Part of the works for salvation/exaltation in Mormonism involves work to be completed in the temple. This work is nothing like what the Jews did in the temple anciently. I know. I worked in a Mormon temple for 10 years, where I was forbidden by a death oath (removed from ceremonies after 1990) from revealing what I learned there.
Mormons do not place crosses in their meeting houses or temples, nor do they wear crosses. The Bible says in Galatians 6:14, “May I never boast about anything except the cross of our Lord Jesus Christ.”
In addition, the Book of Mormon believes salvation is dependent upon obeying secret temple ordinances (D&C 131:2). But Jesus boldly said that “there is nothing covered that will not be revealed, and hidden that will not be known.” (Matthew 10:26-27, NKJV).
Field Ripe for Harvest
There were so many good things that drew me to the Mormon faith at the age of 25. But after 30 years as a faithful temple-attending, leadership-holding Mormon woman and BYU professor, during a family crisis, I picked up the Bible hungry for the words of Jesus and read it as a child, seeking truth.
What I found in the Bible was a gospel of grace, not of works or legalism, with an omniscient, omnipotent, omnipresent triune God who did not work his way from a man to a God. Then I had to choose. Was Mormonism true, or did I trust Jesus’ own words in the Bible? After a harrowing time of counting the cost, I chose the biblical Jesus who had revealed himself to me in astonishing ways. Because of the Brigham Young University honor code, although tenured, I could not stay at BYU if I left the faith. So I resigned, took up my cross so to speak, and followed the biblical Jesus.
Like the one of the ten lepers who was healed and returned in gratitude, I praise God for what he has wrought in the life of a wretched sinner like me and pray the body of Christ will equip themselves to reach out to Mormons with the gospel of grace in love. I hope my new book, Unveiling Grace: The Story of How We Found Our Way Out of the Mormon Church (Zondervan), will help others on the road to truth and freedom. My husband and I started a nonprofit ministry, Ex-Mormon Christians United for Jesus. We see Mormonism as a field ripe for harvest. We, plus our children who are in ministry, reach back to our dear Mormon people because we love them and want them to know the gracious Jesus we now love. We encourage all Christians to inform themselves and to do the same.

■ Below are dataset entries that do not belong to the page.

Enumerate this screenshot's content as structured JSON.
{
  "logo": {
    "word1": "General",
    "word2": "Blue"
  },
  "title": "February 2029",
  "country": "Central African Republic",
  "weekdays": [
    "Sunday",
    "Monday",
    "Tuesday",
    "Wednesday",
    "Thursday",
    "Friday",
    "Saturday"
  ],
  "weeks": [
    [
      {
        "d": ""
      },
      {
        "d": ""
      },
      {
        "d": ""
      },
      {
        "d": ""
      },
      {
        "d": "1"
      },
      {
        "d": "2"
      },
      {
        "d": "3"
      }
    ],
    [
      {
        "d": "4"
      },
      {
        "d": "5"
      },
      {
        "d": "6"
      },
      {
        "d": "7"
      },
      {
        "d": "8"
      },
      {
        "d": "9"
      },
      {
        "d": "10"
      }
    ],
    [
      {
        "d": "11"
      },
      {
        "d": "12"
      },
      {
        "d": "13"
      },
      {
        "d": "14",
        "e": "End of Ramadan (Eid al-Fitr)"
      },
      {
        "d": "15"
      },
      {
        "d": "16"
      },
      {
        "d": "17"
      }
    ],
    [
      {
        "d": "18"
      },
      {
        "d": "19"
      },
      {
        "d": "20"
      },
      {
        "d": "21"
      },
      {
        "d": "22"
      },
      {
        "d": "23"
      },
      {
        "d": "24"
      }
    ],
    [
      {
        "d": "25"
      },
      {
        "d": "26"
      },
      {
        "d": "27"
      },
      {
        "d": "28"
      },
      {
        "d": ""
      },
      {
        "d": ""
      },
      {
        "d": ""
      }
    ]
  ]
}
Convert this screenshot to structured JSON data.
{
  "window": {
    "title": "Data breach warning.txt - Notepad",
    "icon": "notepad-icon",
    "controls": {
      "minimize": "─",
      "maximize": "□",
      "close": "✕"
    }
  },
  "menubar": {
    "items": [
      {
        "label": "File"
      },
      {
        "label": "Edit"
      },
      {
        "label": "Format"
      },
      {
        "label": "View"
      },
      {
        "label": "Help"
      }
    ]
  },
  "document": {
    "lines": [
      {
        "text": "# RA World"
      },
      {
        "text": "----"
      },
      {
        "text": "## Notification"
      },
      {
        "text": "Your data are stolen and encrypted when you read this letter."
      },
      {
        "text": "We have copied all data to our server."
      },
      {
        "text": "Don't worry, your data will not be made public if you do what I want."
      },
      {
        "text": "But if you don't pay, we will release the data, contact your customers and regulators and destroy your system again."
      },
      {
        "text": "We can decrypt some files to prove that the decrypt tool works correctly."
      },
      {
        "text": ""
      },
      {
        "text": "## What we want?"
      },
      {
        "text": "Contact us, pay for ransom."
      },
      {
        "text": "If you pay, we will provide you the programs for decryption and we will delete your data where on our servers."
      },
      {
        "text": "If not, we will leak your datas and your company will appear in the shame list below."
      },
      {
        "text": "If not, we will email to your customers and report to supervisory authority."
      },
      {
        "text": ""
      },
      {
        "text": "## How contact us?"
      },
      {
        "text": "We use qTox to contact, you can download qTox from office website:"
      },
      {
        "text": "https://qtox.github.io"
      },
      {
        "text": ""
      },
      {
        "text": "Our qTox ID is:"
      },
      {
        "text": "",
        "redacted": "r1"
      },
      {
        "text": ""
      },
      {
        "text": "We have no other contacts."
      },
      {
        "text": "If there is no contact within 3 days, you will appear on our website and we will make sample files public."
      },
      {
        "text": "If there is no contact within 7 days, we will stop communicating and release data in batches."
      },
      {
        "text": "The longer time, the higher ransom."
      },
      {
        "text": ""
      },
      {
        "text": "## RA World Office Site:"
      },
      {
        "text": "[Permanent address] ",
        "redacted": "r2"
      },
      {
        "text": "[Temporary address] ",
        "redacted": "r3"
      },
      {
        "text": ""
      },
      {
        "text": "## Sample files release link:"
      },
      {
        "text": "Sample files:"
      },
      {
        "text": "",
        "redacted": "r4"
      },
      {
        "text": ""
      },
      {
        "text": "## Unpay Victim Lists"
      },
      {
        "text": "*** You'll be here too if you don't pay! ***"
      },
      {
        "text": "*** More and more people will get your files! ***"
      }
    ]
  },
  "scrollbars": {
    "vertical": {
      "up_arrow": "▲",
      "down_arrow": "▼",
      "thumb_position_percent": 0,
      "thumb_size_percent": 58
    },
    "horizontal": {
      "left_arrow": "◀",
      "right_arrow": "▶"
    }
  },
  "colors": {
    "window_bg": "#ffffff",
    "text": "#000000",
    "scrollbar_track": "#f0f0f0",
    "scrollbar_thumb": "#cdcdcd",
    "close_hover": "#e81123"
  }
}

Dr. Lynn Wilder is a former tenured professor at Brigham Young University and faithful Mormon for more than 30 years. Unveiling Grace: The Story of How We Found Our Way Out of the Mormon Church chronicles her amazing journey of faith. She and her husband, Michael, have formed the nonprofit organization Ex-Mormon Christians United for Jesus, to keep Christians safe from false Christs and to bring Mormons to know the joy of the biblical Jesus.